Opening event: Saturday 16 June 2pm – 5pm
WORDS, PLANETS is the first solo exhibition of Laida Lertxundi’s work in the UK, presented across two venues in London (LUX) and Glasgow (Tramway) simultaneously. Lertxundi was born in Bilbao, Spain, and makes 16mm films primarily in and around Los Angeles, where she has lived and worked for more than a decade. Her work is intrinsically and inextricably connected to the California landscape and psyche. Beautiful and enigmatic, her 16mm films bring together ideas from conceptual art and structural film with a radical, embodied, feminist perspective. “Lertxundi’s films leave one shaken by a delicate power of form and feeling that is all the more forceful given their brevity, always under 15 minutes.” (Erika Balsom)
The exhibition features the European premiere of a new film installation, WORDS, PLANETS. The work forms part of a larger project called ‘Landscape Plus’, an 11-part series of films and installations, which each deal with a particular geography and subject of study. Each section of ‘Landscape Plus’ is conceived as a structural exercise, lived experience or memoir, which together form an embodied series of experiments that link a formalist film practice to intricate literary forms from Spain and Latin America.
Raul Ruiz’s On Top of the Whale (Het dak van de walvis, 1982) is shown on a monitor in the LUX library, where a copy of Ruiz’s Poetics of Cinema can also be consulted.
Shot in Holland in roughly a week without a script, On Top of the Whale is as much a delirious visually stunning satire of imperialism and the social sciences as it is a reflection on Ruiz’s personal exile from his native Chile.
WORDS, PLANETS is presented by LUX Scotland at Tramway, Glasgow (21 June (PV) – 2 July 2018)
2018, multi-channel installation, 11 min, colour, sound
This film applies the six principles for composition delineated in ‘Opinions on Painting by the Monk of the Green Pumpkin’, written by the eighteenth-century Chinese painter Shih-T’ao as referenced in Raúl Ruíz’s essay ‘For a Shamanic Cinema’ (for example, ‘draw attention to a scene emerging from a static background’ or ‘add scattered dynamism to immobility’). The film is composed of scenes with non-actors, and texts by R.D.Laing and Lucy Lippard.

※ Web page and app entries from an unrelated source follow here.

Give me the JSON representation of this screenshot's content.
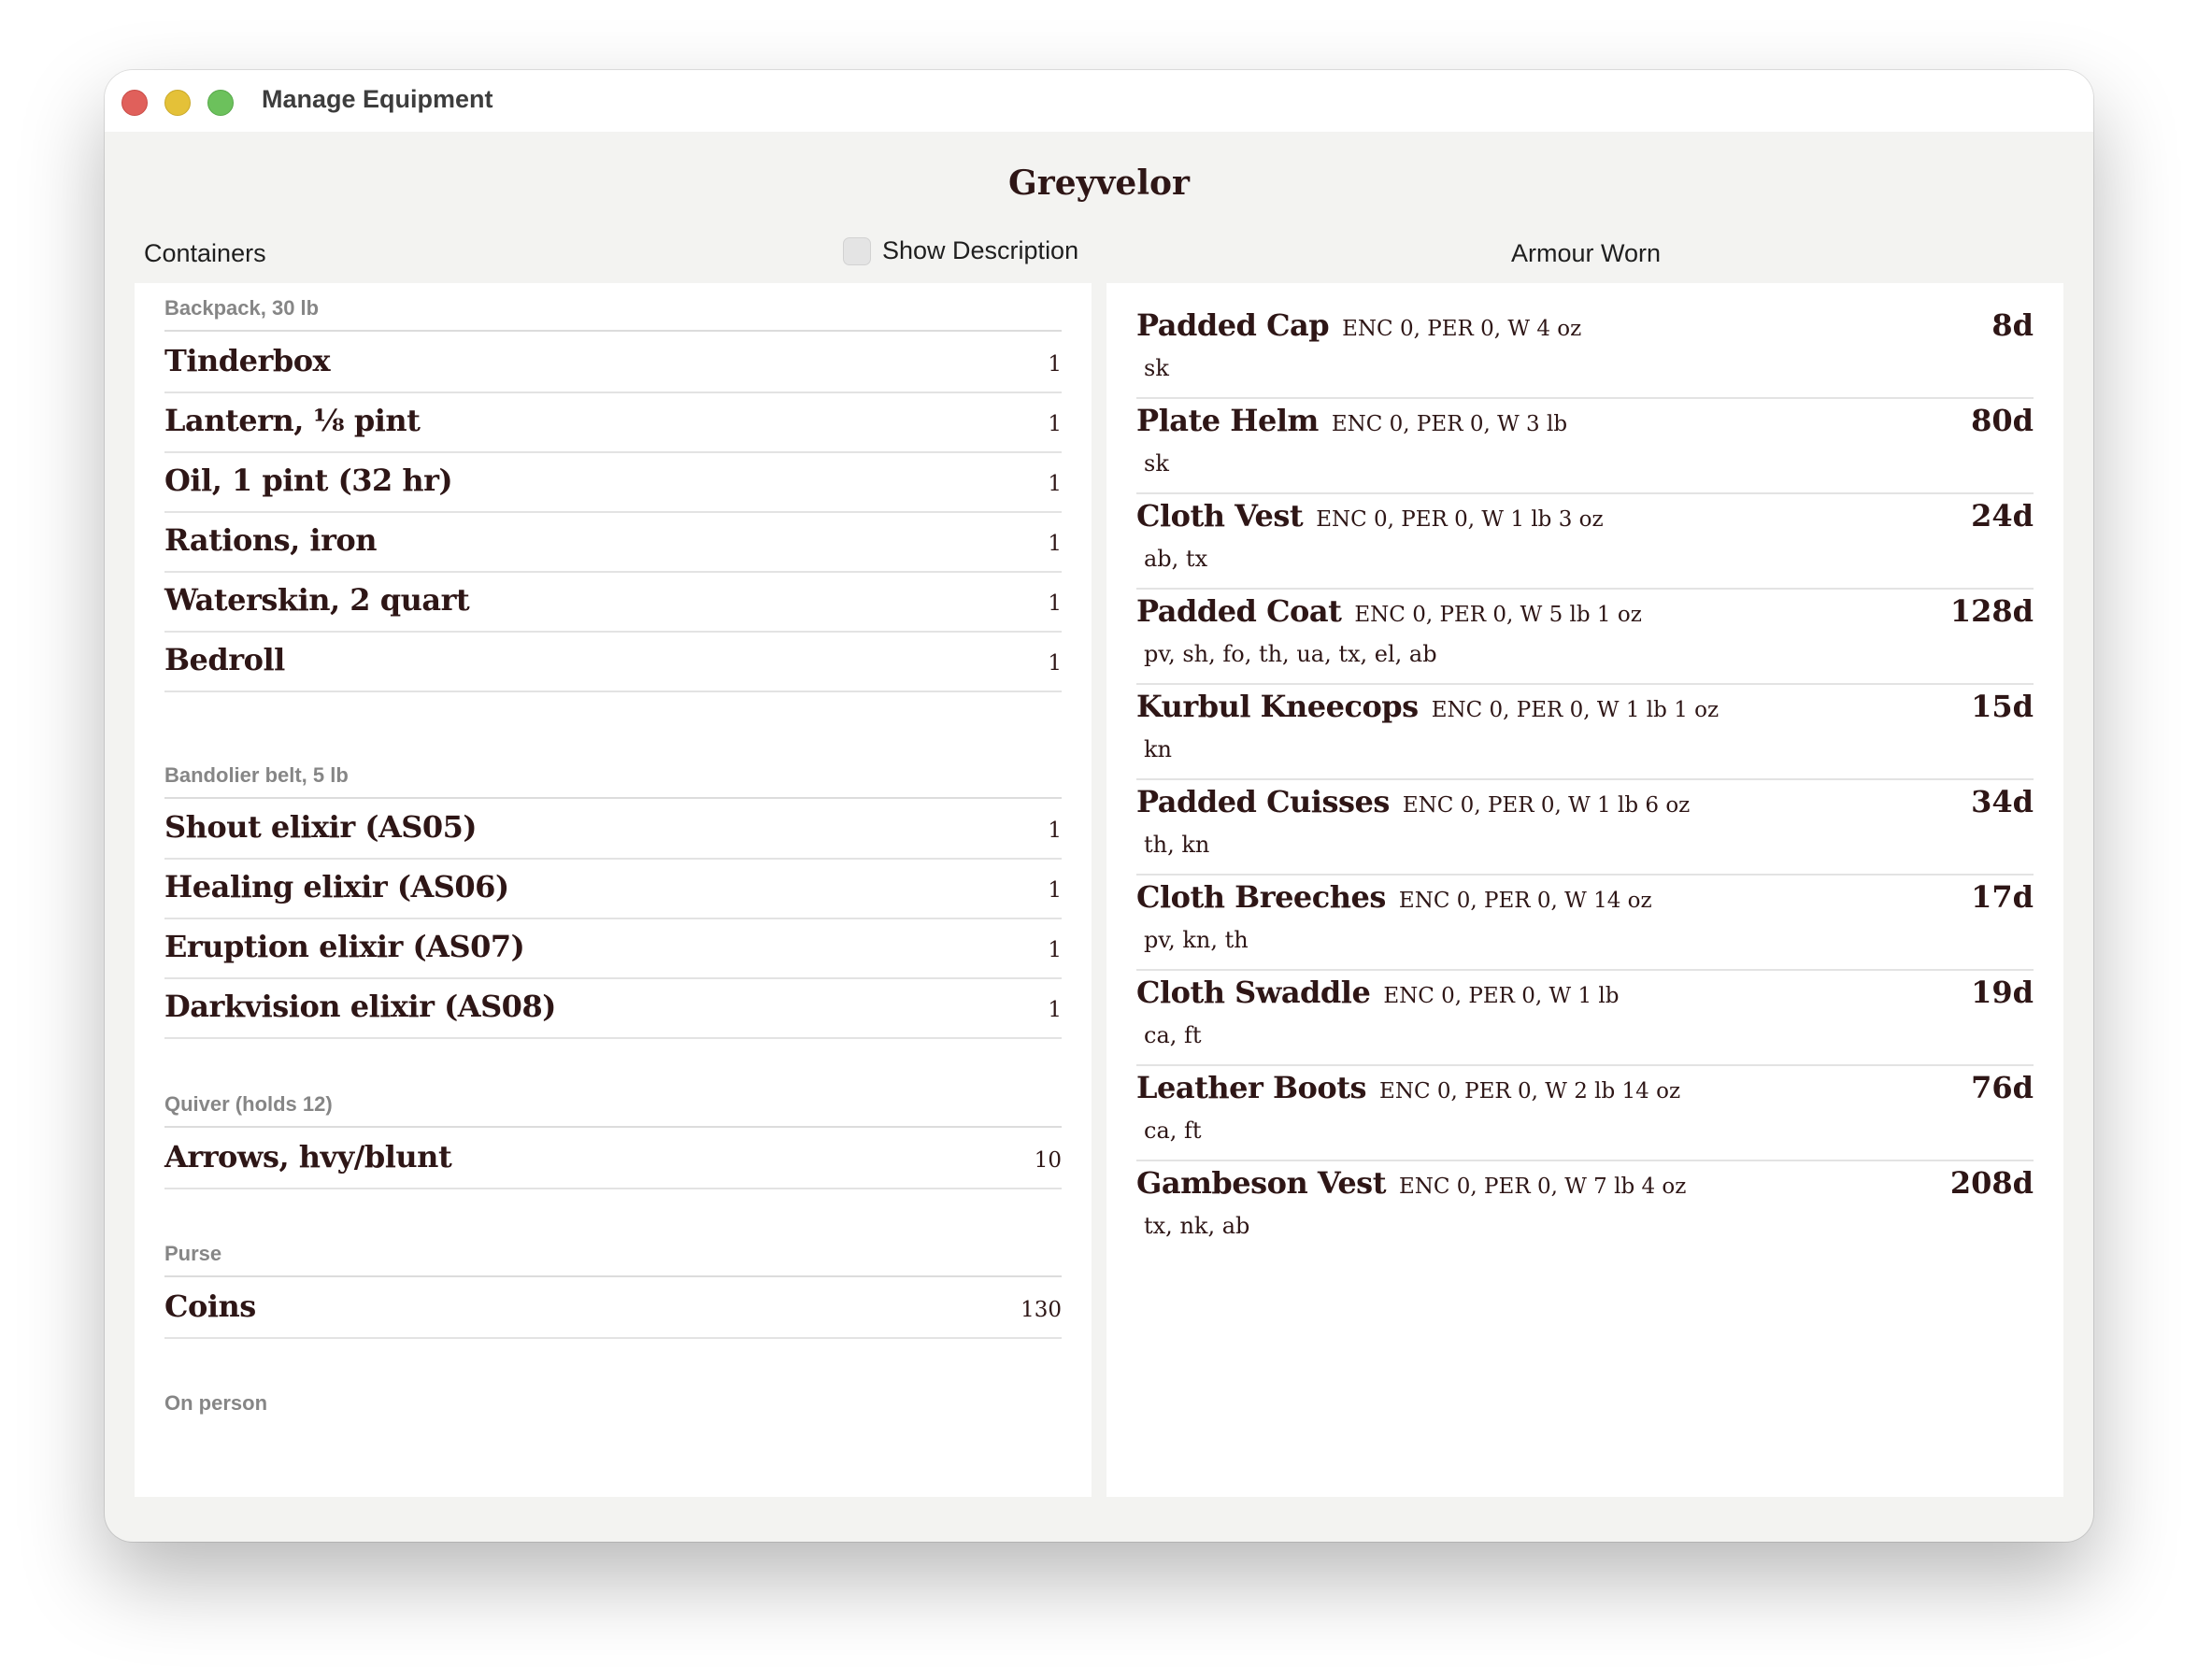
{
  "window": {
    "title": "Manage Equipment"
  },
  "character": {
    "name": "Greyvelor"
  },
  "headers": {
    "containers": "Containers",
    "show_description": "Show Description",
    "armour_worn": "Armour Worn"
  },
  "show_description_checked": false,
  "containers": [
    {
      "title": "Backpack, 30 lb",
      "items": [
        {
          "name": "Tinderbox",
          "qty": "1"
        },
        {
          "name": "Lantern, ⅛ pint",
          "qty": "1"
        },
        {
          "name": "Oil, 1 pint (32 hr)",
          "qty": "1"
        },
        {
          "name": "Rations, iron",
          "qty": "1"
        },
        {
          "name": "Waterskin, 2 quart",
          "qty": "1"
        },
        {
          "name": "Bedroll",
          "qty": "1"
        }
      ]
    },
    {
      "title": "Bandolier belt, 5 lb",
      "items": [
        {
          "name": "Shout elixir (AS05)",
          "qty": "1"
        },
        {
          "name": "Healing elixir (AS06)",
          "qty": "1"
        },
        {
          "name": "Eruption elixir (AS07)",
          "qty": "1"
        },
        {
          "name": "Darkvision elixir (AS08)",
          "qty": "1"
        }
      ]
    },
    {
      "title": "Quiver (holds 12)",
      "items": [
        {
          "name": "Arrows, hvy/blunt",
          "qty": "10"
        }
      ]
    },
    {
      "title": "Purse",
      "items": [
        {
          "name": "Coins",
          "qty": "130"
        }
      ]
    },
    {
      "title": "On person",
      "items": []
    }
  ],
  "armour": [
    {
      "name": "Padded Cap",
      "stats": "ENC 0, PER 0, W  4 oz",
      "locations": "sk",
      "cost": "8d"
    },
    {
      "name": "Plate Helm",
      "stats": "ENC 0, PER 0, W 3 lb",
      "locations": "sk",
      "cost": "80d"
    },
    {
      "name": "Cloth Vest",
      "stats": "ENC 0, PER 0, W 1 lb 3 oz",
      "locations": "ab, tx",
      "cost": "24d"
    },
    {
      "name": "Padded Coat",
      "stats": "ENC 0, PER 0, W 5 lb 1 oz",
      "locations": "pv, sh, fo, th, ua, tx, el, ab",
      "cost": "128d"
    },
    {
      "name": "Kurbul Kneecops",
      "stats": "ENC 0, PER 0, W 1 lb 1 oz",
      "locations": "kn",
      "cost": "15d"
    },
    {
      "name": "Padded Cuisses",
      "stats": "ENC 0, PER 0, W 1 lb 6 oz",
      "locations": "th, kn",
      "cost": "34d"
    },
    {
      "name": "Cloth Breeches",
      "stats": "ENC 0, PER 0, W  14 oz",
      "locations": "pv, kn, th",
      "cost": "17d"
    },
    {
      "name": "Cloth Swaddle",
      "stats": "ENC 0, PER 0, W 1 lb",
      "locations": "ca, ft",
      "cost": "19d"
    },
    {
      "name": "Leather Boots",
      "stats": "ENC 0, PER 0, W 2 lb 14 oz",
      "locations": "ca, ft",
      "cost": "76d"
    },
    {
      "name": "Gambeson Vest",
      "stats": "ENC 0, PER 0, W 7 lb 4 oz",
      "locations": "tx, nk, ab",
      "cost": "208d"
    }
  ]
}
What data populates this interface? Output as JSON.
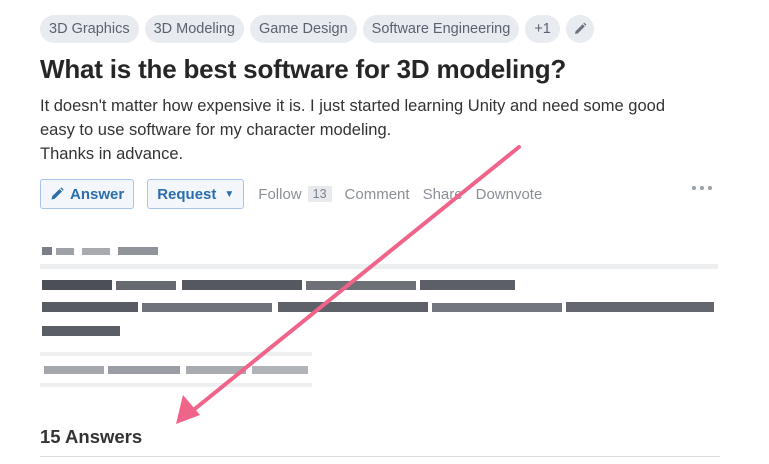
{
  "tags": [
    "3D Graphics",
    "3D Modeling",
    "Game Design",
    "Software Engineering",
    "+1"
  ],
  "question": {
    "title": "What is the best software for 3D modeling?",
    "details": [
      "It doesn't matter how expensive it is. I just started learning Unity and need some good",
      "easy to use software for my character modeling.",
      "Thanks in advance."
    ]
  },
  "actions": {
    "answer_label": "Answer",
    "request_label": "Request",
    "follow_label": "Follow",
    "follow_count": "13",
    "comment_label": "Comment",
    "share_label": "Share",
    "downvote_label": "Downvote"
  },
  "answers_heading": "15 Answers",
  "colors": {
    "accent": "#2b6dad",
    "arrow": "#f0648a",
    "tag_bg": "#e8ebef"
  },
  "icons": {
    "edit": "pencil-icon",
    "answer": "pencil-icon",
    "more": "more-dots-icon",
    "annotation": "arrow-icon"
  }
}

Filmed and recorded in Habana, Cuba; Los Angeles; Devil’s Punch Bowl; Ryan Mountain; Jurupa Hills, Pasadena and Idyllwild, California.
This exhibition was made possible with generous support from CGP London, with thanks to Valeria Sarmiento, George Clark, and Beatrice Gibson.